This morning, I had a few hours to spare so I did a bit of pre-work birding. Turns out, 5 Arctic Terns had been found at Kelly Lake in Sudbury, so naturally that is where I went. There is only one other record for the district! After about 10 minutes of scanning, I picked up a couple of terns in flight way out over the lake. One came close enough to ID - an Arctic! The other tern had other plans than to allow it's identity to be seen, so it will have to go down as a tern sp. A singing Alder Flycatcher was new for the year here, and an American Bittern was "blonk-a-donk" ing from a nearby reedbed.
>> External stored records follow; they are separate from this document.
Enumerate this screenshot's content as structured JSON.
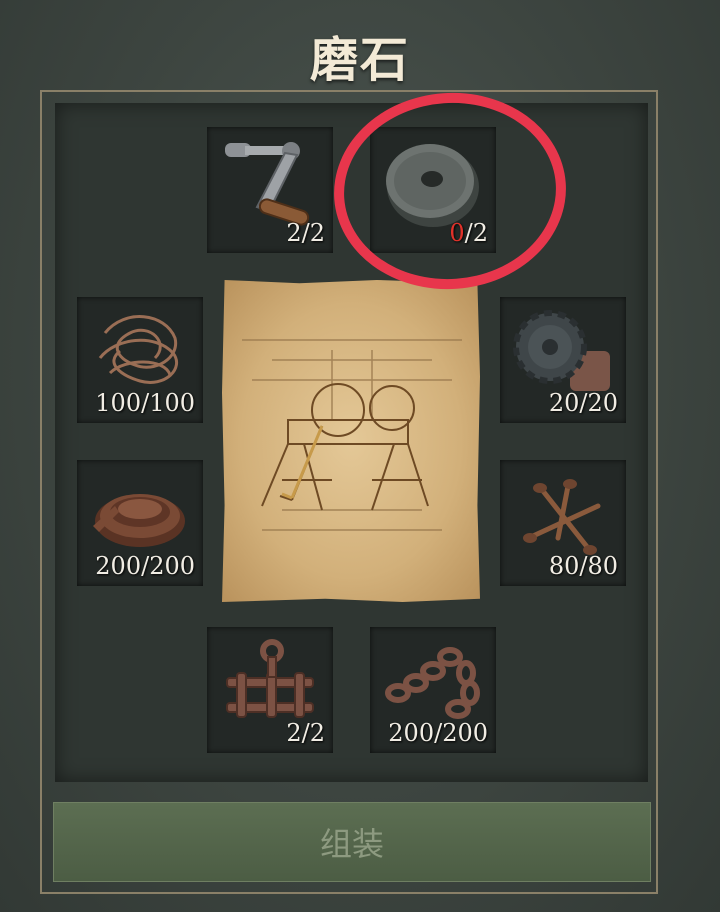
{
  "title": "磨石",
  "materials": [
    {
      "icon": "crank-handle-icon",
      "have": "2",
      "need": "2"
    },
    {
      "icon": "grindstone-wheel-icon",
      "have": "0",
      "need": "2"
    },
    {
      "icon": "wire-coil-icon",
      "have": "100",
      "need": "100"
    },
    {
      "icon": "gears-icon",
      "have": "20",
      "need": "20"
    },
    {
      "icon": "leather-strap-icon",
      "have": "200",
      "need": "200"
    },
    {
      "icon": "nails-icon",
      "have": "80",
      "need": "80"
    },
    {
      "icon": "metal-frame-icon",
      "have": "2",
      "need": "2"
    },
    {
      "icon": "chain-icon",
      "have": "200",
      "need": "200"
    }
  ],
  "assemble_label": "组装",
  "colors": {
    "insufficient": "#e2322a",
    "highlight_circle": "#e8364c",
    "button": "#56684c"
  }
}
So in a matter of a few days, Algoma District had its first Arctic Tern, Thunder Bay District its first, and now Greater Sudbury has its second! Obviously all those northeast winds certainly helped. It appears that Arctic Terns migrate along the east edge of Ontario, north to James Bay in the spring. These winds must have been enough to throw them off course to the west. Who knows how many more are out there?

I checked out the Chelmsford sewage lagoons this morning as well, and they were surprisingly productive. The flooded field to the north held over 100 shorebirds - most being Semipalmated Plovers and Dunlin. I did see my first Solitary and Semipalmated Sandpipers of the year!
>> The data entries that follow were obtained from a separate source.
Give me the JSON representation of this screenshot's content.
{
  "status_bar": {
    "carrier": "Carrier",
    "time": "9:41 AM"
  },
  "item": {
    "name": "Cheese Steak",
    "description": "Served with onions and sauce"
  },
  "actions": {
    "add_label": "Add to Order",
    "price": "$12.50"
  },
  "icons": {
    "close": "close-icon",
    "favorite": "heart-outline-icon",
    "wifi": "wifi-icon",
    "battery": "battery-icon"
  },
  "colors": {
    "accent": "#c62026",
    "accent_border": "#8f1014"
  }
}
Solitary Sandpiper - Chelmsford lagoons

The lagoons themselves are quite interesting, with the north cell being reclaimed with aquatic plants.At least 4 Soras were calling to each other, and I was happy to have a very vocal Yellow-billed Cuckoo as well. This is a bit farther north than their known range in Ontario.
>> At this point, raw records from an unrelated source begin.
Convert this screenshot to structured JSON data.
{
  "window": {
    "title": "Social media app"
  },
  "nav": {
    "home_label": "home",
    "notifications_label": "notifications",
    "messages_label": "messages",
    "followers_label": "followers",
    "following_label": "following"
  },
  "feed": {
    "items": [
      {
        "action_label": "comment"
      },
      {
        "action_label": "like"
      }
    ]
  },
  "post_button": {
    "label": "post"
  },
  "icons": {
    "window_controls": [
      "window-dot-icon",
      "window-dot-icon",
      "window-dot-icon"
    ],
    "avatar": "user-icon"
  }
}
As I type this, a flock of 15 or so noisy Evening Grosbeaks are trilling outside my door. I've never had these gaudy finches in May before!

Evening Grosbeaks - North Bay


Brent Turcotte said...

If you are doing any birding in North Bay today, this weekend is our monthly bird bash. About 20 to 30 local birders find whatever bird species they can find within a 80 km radius circle around North Bay (yes, that is huge) within a 24 hour period . Then are results are sent to Dick Tafel at and he makes a report of what is seen. Martin Parker also puts a report into his weekly Blue Sky Birding column. Your report only needs to include species seen, number of individuals are not necessary. This month, a few people also combine the bird bash with the Ballie Birdathon. I participated in the Ballie Birdathon a few times. Great birding but tiring. Once got 105 species with Fred Pinto.

I did a simple bird bash this month, just the Cranberry Trail in Callandar. My lower back is not feeling too good this weekend so I kept it simple. My highlight was seeing a Scarlet Tanager.


Tyler said...


If you stay up in the Temagami/algoma long enough this summer you will see EVGR almost every day. Last year there was a spruce budworm outbreak between Hwy 11 and Lake Superior, Timmins south to the North Channel. The EVGR and PUFI switch their diets heavily towards this food source. Last summer they were common town birds in places like Nairn Center, Chapleau, Thessalon. Even with the spraying last August I still expect some budworms to still be available for the greedies to gorge on.

Also was Hwy 101 still out between Wawa and Chapleau?

Brent Turcotte said...

It is unusual for us, but Evening Grosbeaks are the second most common bird at our feeders right now. If they are not at the feeders, you can almost always hear them nearby. This has never happened before at our place -- we are cut off from the bush by several major roads and a highway. Pine Siskins are the most abundant currently, taking the place of the White-crowned Sparrows.

Anonymous said...

Yeah the last few sites we did have EVGRs on territory - pretty cool. The HWY was still out, which we found out after driving to Chapleau. Cue 4 to 5 hour detour. And on the way back, the highway south of Chapleau was also out, so that it took us about 9 hours to get from Wawa to Timmins.

Anonymous said...

Hi Brent,

I wasn't doing any non-work birding in North Bay so I can't contribute. Hopefully it was a success this year!